James Godrich, Research Assistant
On the 18th October, following the latest UK inflation figures printed by the Office for National Statistics (ONS), the Financial Times headline read, “Inflation rises sharply to 1% in September”.
We all know that in layman’s terms the rate of inflation measures the general level of price increases over a given period of time. But the above quoted figure is more precisely known as the Consumer Price Index (CPI).
Unfortunately I have not been afforded the luxury of word-count to explain the long list of different inflation measures, of which I can think of at least nine. What I will try to do is briefly explain the main differences between the most quoted measures; the Retail Price Index (RPI) and the previously mentioned CPI.
The basic methodological approach for both the CPI and the RPI is the same, in that they both track roughly 180,000 individual prices for over 650 goods and services.
One of the differences though is in the constituents where the RPI includes housing costs, such as mortgage interest payments and council tax. Aside from 2008 and the obvious drop in mortgage rates, why do we see RPI constantly print above CPI then?

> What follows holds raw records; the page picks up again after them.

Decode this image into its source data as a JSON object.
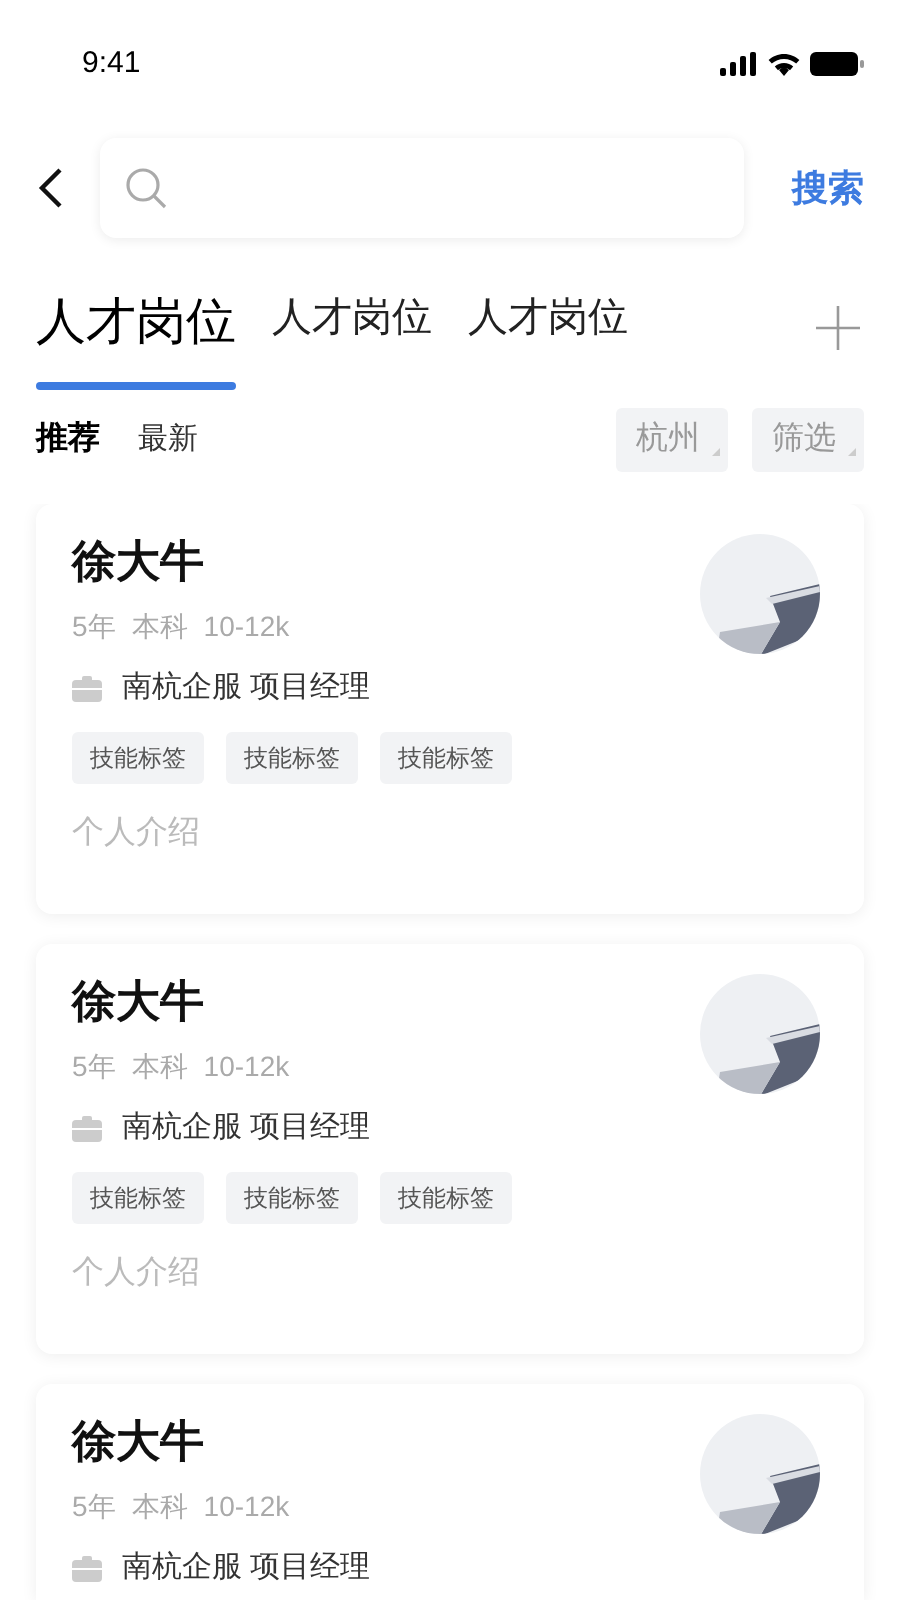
{
  "status_bar": {
    "time": "9:41"
  },
  "search": {
    "button": "搜索"
  },
  "tabs": [
    {
      "label": "人才岗位",
      "selected": true
    },
    {
      "label": "人才岗位",
      "selected": false
    },
    {
      "label": "人才岗位",
      "selected": false
    }
  ],
  "sort_options": [
    {
      "label": "推荐",
      "selected": true
    },
    {
      "label": "最新",
      "selected": false
    }
  ],
  "filters": [
    {
      "label": "杭州"
    },
    {
      "label": "筛选"
    }
  ],
  "candidates": [
    {
      "name": "徐大牛",
      "meta": [
        "5年",
        "本科",
        "10-12k"
      ],
      "company": "南杭企服 项目经理",
      "tags": [
        "技能标签",
        "技能标签",
        "技能标签"
      ],
      "intro": "个人介绍"
    },
    {
      "name": "徐大牛",
      "meta": [
        "5年",
        "本科",
        "10-12k"
      ],
      "company": "南杭企服 项目经理",
      "tags": [
        "技能标签",
        "技能标签",
        "技能标签"
      ],
      "intro": "个人介绍"
    },
    {
      "name": "徐大牛",
      "meta": [
        "5年",
        "本科",
        "10-12k"
      ],
      "company": "南杭企服 项目经理"
    }
  ]
}
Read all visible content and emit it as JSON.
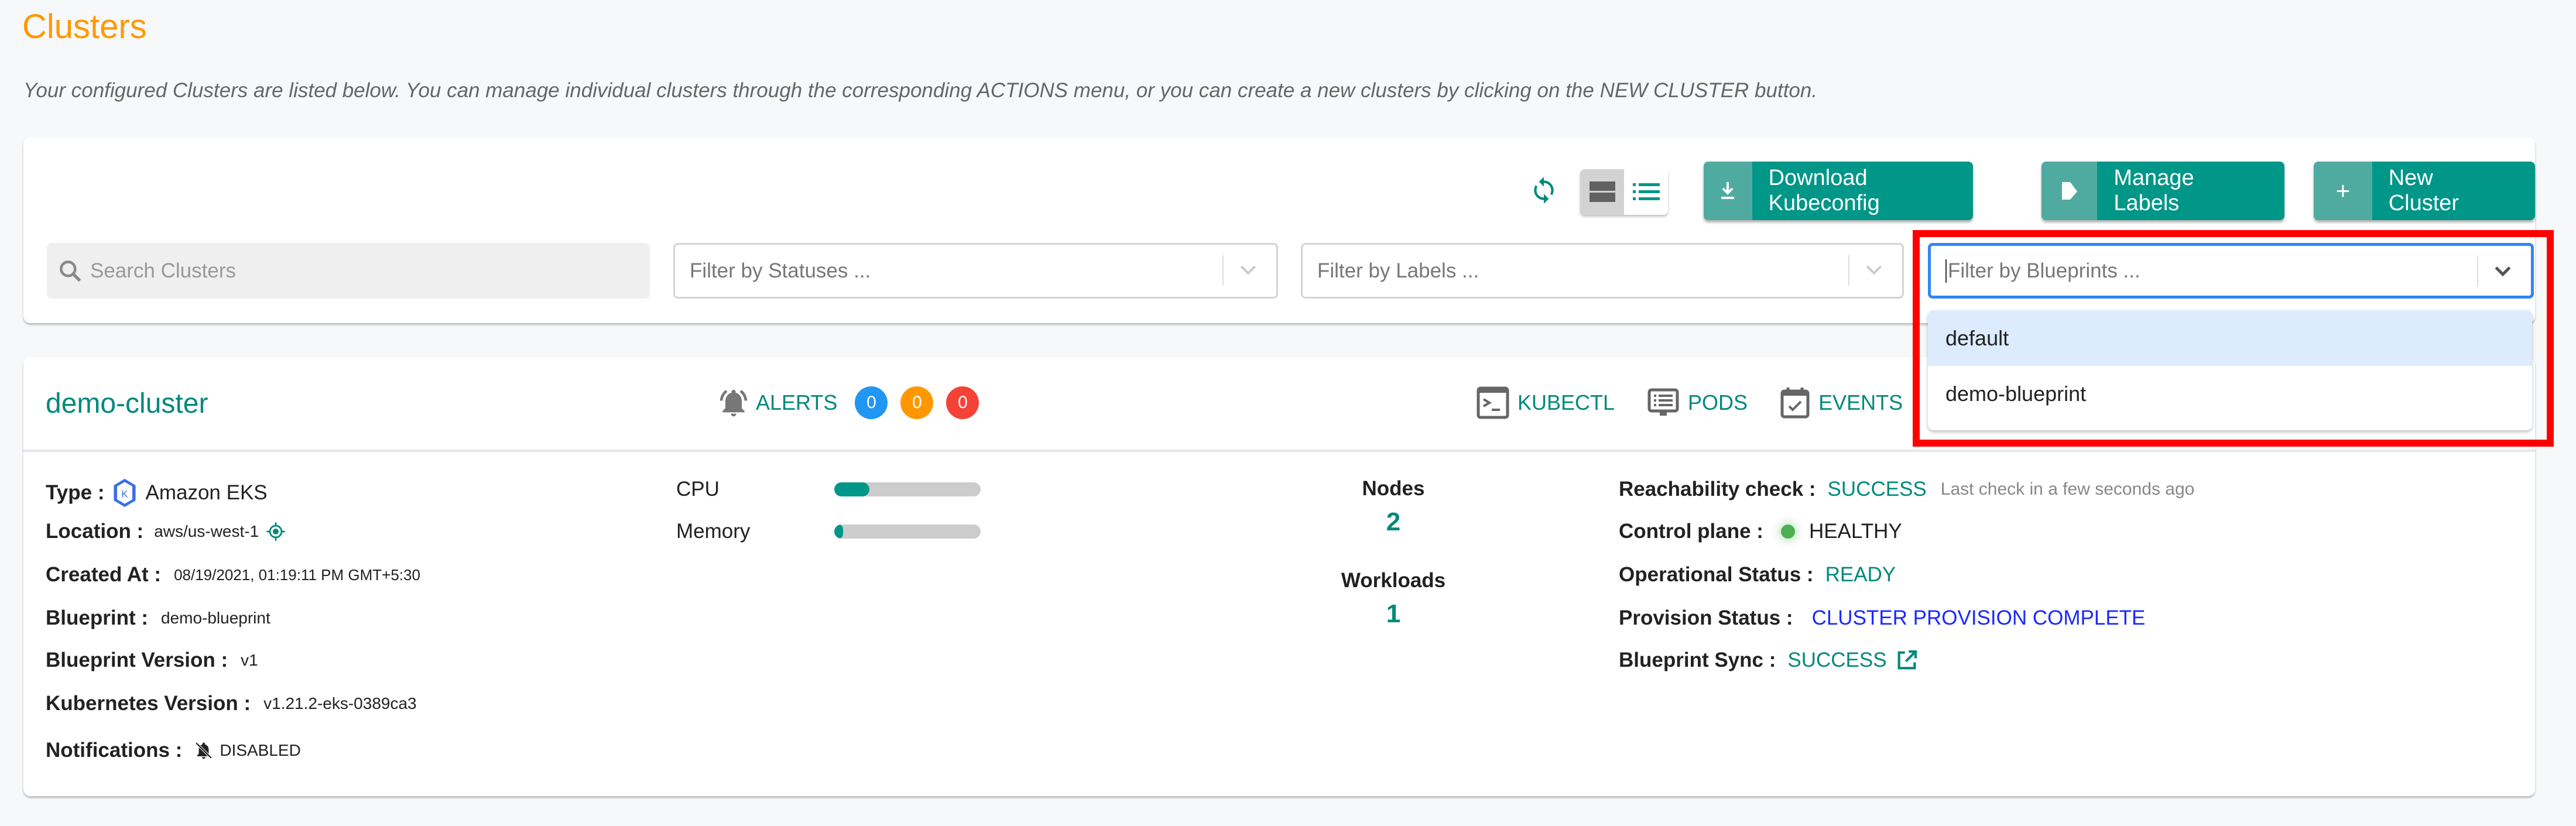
{
  "page": {
    "title": "Clusters",
    "subtitle": "Your configured Clusters are listed below. You can manage individual clusters through the corresponding ACTIONS menu, or you can create a new clusters by clicking on the NEW CLUSTER button."
  },
  "toolbar": {
    "refresh_icon": "refresh-icon",
    "view_toggle": {
      "card_view": "card-view-icon",
      "list_view": "list-view-icon",
      "active": "card"
    },
    "download_kubeconfig": "Download Kubeconfig",
    "manage_labels": "Manage Labels",
    "new_cluster": "New Cluster"
  },
  "filters": {
    "search_placeholder": "Search Clusters",
    "statuses_placeholder": "Filter by Statuses ...",
    "labels_placeholder": "Filter by Labels ...",
    "blueprints_placeholder": "Filter by Blueprints ...",
    "blueprints_options": [
      "default",
      "demo-blueprint"
    ],
    "blueprints_highlighted": "default"
  },
  "cluster": {
    "name": "demo-cluster",
    "alerts_label": "ALERTS",
    "alerts": [
      {
        "count": "0",
        "color": "#2196f3"
      },
      {
        "count": "0",
        "color": "#ff9800"
      },
      {
        "count": "0",
        "color": "#f44336"
      }
    ],
    "actions": {
      "kubectl": "KUBECTL",
      "pods": "PODS",
      "events": "EVENTS"
    },
    "details": {
      "type_label": "Type :",
      "type_value": "Amazon EKS",
      "location_label": "Location :",
      "location_value": "aws/us-west-1",
      "created_label": "Created At :",
      "created_value": "08/19/2021, 01:19:11 PM GMT+5:30",
      "blueprint_label": "Blueprint :",
      "blueprint_value": "demo-blueprint",
      "bp_version_label": "Blueprint Version :",
      "bp_version_value": "v1",
      "k8s_version_label": "Kubernetes Version :",
      "k8s_version_value": "v1.21.2-eks-0389ca3",
      "notifications_label": "Notifications :",
      "notifications_value": "DISABLED"
    },
    "resources": {
      "cpu_label": "CPU",
      "cpu_percent": 24,
      "memory_label": "Memory",
      "memory_percent": 6
    },
    "counts": {
      "nodes_label": "Nodes",
      "nodes_value": "2",
      "workloads_label": "Workloads",
      "workloads_value": "1"
    },
    "status": {
      "reachability_label": "Reachability check :",
      "reachability_value": "SUCCESS",
      "reachability_note": "Last check in a few seconds ago",
      "control_plane_label": "Control plane :",
      "control_plane_value": "HEALTHY",
      "operational_label": "Operational Status :",
      "operational_value": "READY",
      "provision_label": "Provision Status :",
      "provision_value": "CLUSTER PROVISION COMPLETE",
      "bp_sync_label": "Blueprint Sync :",
      "bp_sync_value": "SUCCESS"
    }
  },
  "colors": {
    "accent": "#009688",
    "title": "#ff9800",
    "provision": "#1a28ff",
    "healthy": "#4caf50",
    "focus": "#2d87f5",
    "highlight": "#ff0000"
  }
}
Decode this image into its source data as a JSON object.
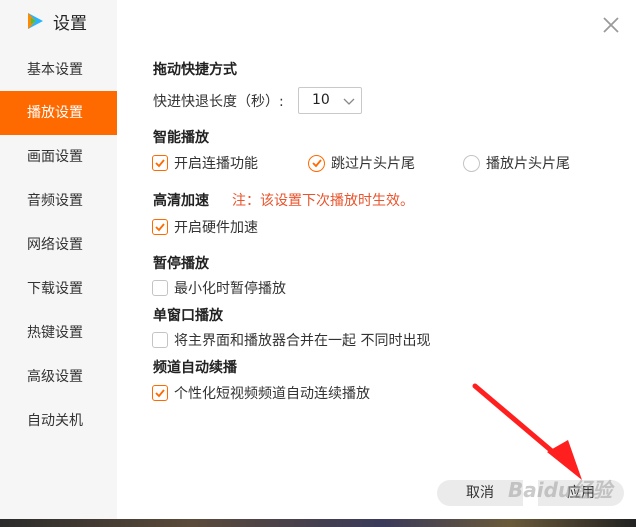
{
  "app": {
    "title": "设置",
    "logo_icon": "play-logo-icon"
  },
  "sidebar": {
    "items": [
      {
        "label": "基本设置",
        "active": false
      },
      {
        "label": "播放设置",
        "active": true
      },
      {
        "label": "画面设置",
        "active": false
      },
      {
        "label": "音频设置",
        "active": false
      },
      {
        "label": "网络设置",
        "active": false
      },
      {
        "label": "下载设置",
        "active": false
      },
      {
        "label": "热键设置",
        "active": false
      },
      {
        "label": "高级设置",
        "active": false
      },
      {
        "label": "自动关机",
        "active": false
      }
    ]
  },
  "colors": {
    "accent": "#ff6a00",
    "note": "#e8542c",
    "sidebar_bg": "#f6f6f6"
  },
  "sections": {
    "drag": {
      "title": "拖动快捷方式",
      "step_label": "快进快退长度（秒）:",
      "step_value": "10"
    },
    "smart": {
      "title": "智能播放",
      "options": [
        {
          "label": "开启连播功能",
          "type": "checkbox",
          "checked": true
        },
        {
          "label": "跳过片头片尾",
          "type": "radio",
          "checked": true
        },
        {
          "label": "播放片头片尾",
          "type": "radio",
          "checked": false
        }
      ]
    },
    "hd": {
      "title": "高清加速",
      "note": "注：该设置下次播放时生效。",
      "options": [
        {
          "label": "开启硬件加速",
          "type": "checkbox",
          "checked": true
        }
      ]
    },
    "pause": {
      "title": "暂停播放",
      "options": [
        {
          "label": "最小化时暂停播放",
          "type": "checkbox",
          "checked": false
        }
      ]
    },
    "single": {
      "title": "单窗口播放",
      "options": [
        {
          "label": "将主界面和播放器合并在一起 不同时出现",
          "type": "checkbox",
          "checked": false
        }
      ]
    },
    "channel": {
      "title": "频道自动续播",
      "options": [
        {
          "label": "个性化短视频频道自动连续播放",
          "type": "checkbox",
          "checked": true
        }
      ]
    }
  },
  "footer": {
    "cancel_label": "取消",
    "apply_label": "应用"
  },
  "watermark": "Baidu经验"
}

This is the result of the other, more important difference, which is in the calculation where the RPI measures the arithmetic mean (add up the total prices and divide by the number of goods). Whilst the CPI uses the geometric mean (multiply prices of individual goods and take the nth root), which mathematically will produce an average less than or equal to the arithmetic mean. This calculation differential is also known as the formula effect and accounts for around a 0.9% difference between the RPI and the CPI.
So if your children start asking that, given the recent drop in sterling, their pocket money becomes inflation-linked, remember to include in the small print that you intend on using a geometric mean of prices.